- Enable for domain accounts to domain servers—The domain controller will log events for NTLM authentication logon attempts for domain accounts to domain servers
- Enable for domain accounts—The domain controller will log events for NTLM authentication logon attempts that use domain accounts
- Enable for domain servers—The domain controller will log events for NTLM authentication requests to all servers in the domain
- Enable all—The domain controller will log events for NTLM pass-through authentication requests from its servers and for its accounts
The Audit events related to NTLM are recorded on this computer in the NTLMBlock Log located under Applications and Services Log > Microsoft > Windows > Security-NTLM.
In PowerShell, you can look up events using this command:
Get-WinEvent -LogName "Microsoft-Windows-NTLM/Operational"
Any entries in the above log will allow auditing of the applications and servers involved with log entries.
NTLMv1 auditing by enabling Logon Success Auditing
You can also audit which applications use NTLMv1 specifically by enabling Logon Success Auditing on your domain controller under Computer Configuration > Policies > Windows Settings > Security Settings > Local Policies > Audit Policy. Then look for the auditing Event 4624. This particular event ID contains information about NTLM.
Below is an example of information found in Event ID 4624. Note the Package Name section.
Detailed Authentication Information:
Logon Process: NtLmSsp
Authentication Package: NTLM
Transited Services: -
Package Name (NTLM only): NTLM V1
Key Length: 128
Aggregating NTLM logs using Windows Event Forwarding
You can consider using Windows Event Forwarding to gather all relevant NTLM logs to a single location. You can pull or push logs to the event collector server. Below is an example of creating a Windows Event Forwarding subscription to query the security logs for Event 4624.
Restricting and blocking NTLM authentication in the domain
Once the entries are reviewed and steps are taken to ensure applications using NTLM have been migrated to more secure protocols (like Kerberos), the next step is to block the use of NTLM across the domain. To do so, we can use the related Group Policy setting Network Security: Restrict NTLM: NTLM authentication in this domain.

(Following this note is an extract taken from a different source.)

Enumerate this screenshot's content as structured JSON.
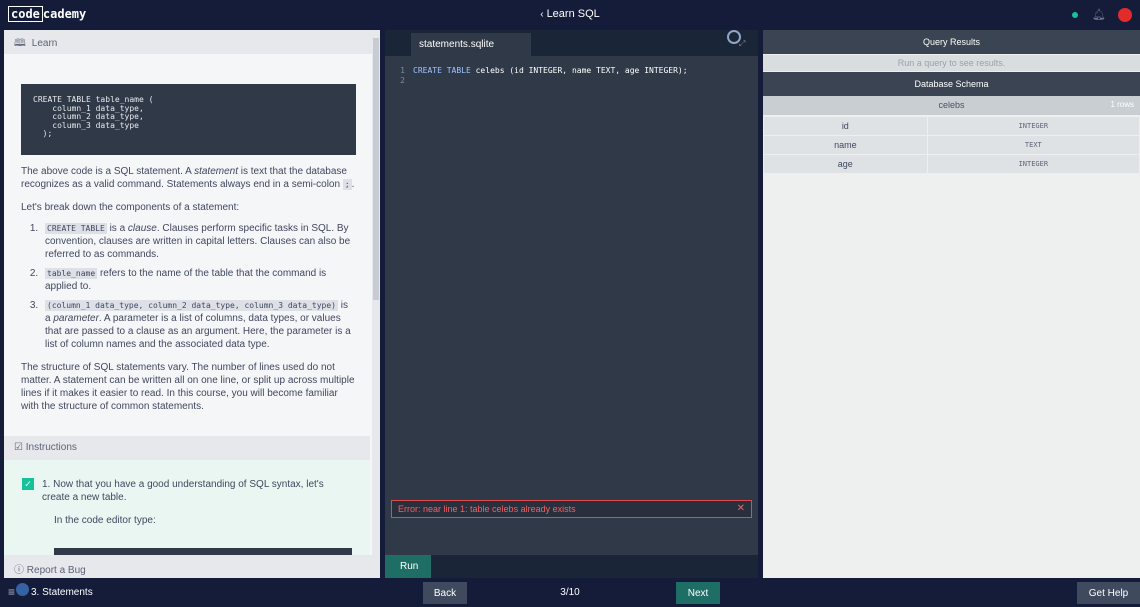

It mirrors the options for the policy to audit NTLM authentication requests. However, this time, they will not only be logged, but logon will be blocked.
As you can see below, the policy setting comes with a warning: "Modifying this setting may affect compatibility with clients, services, and applications." However, once we have done our homework reviewing the audit log after the NTLM audit, it should be safe to enable the below setting once all NTLM-reliant applications have been migrated or upgraded.
Businesses need to eliminate insecure authentication protocols and bolster their passwords and other authentication security, as these are areas attackers commonly use to compromise environments.
Unfortunately, NTLM is still found across many environments with legacy applications and clients. Using NTLM auditing and restriction Group Policies helps admins know the source of NTLM authentication requests and also provides an easy way to restrict the use of this legacy protocol across the domain.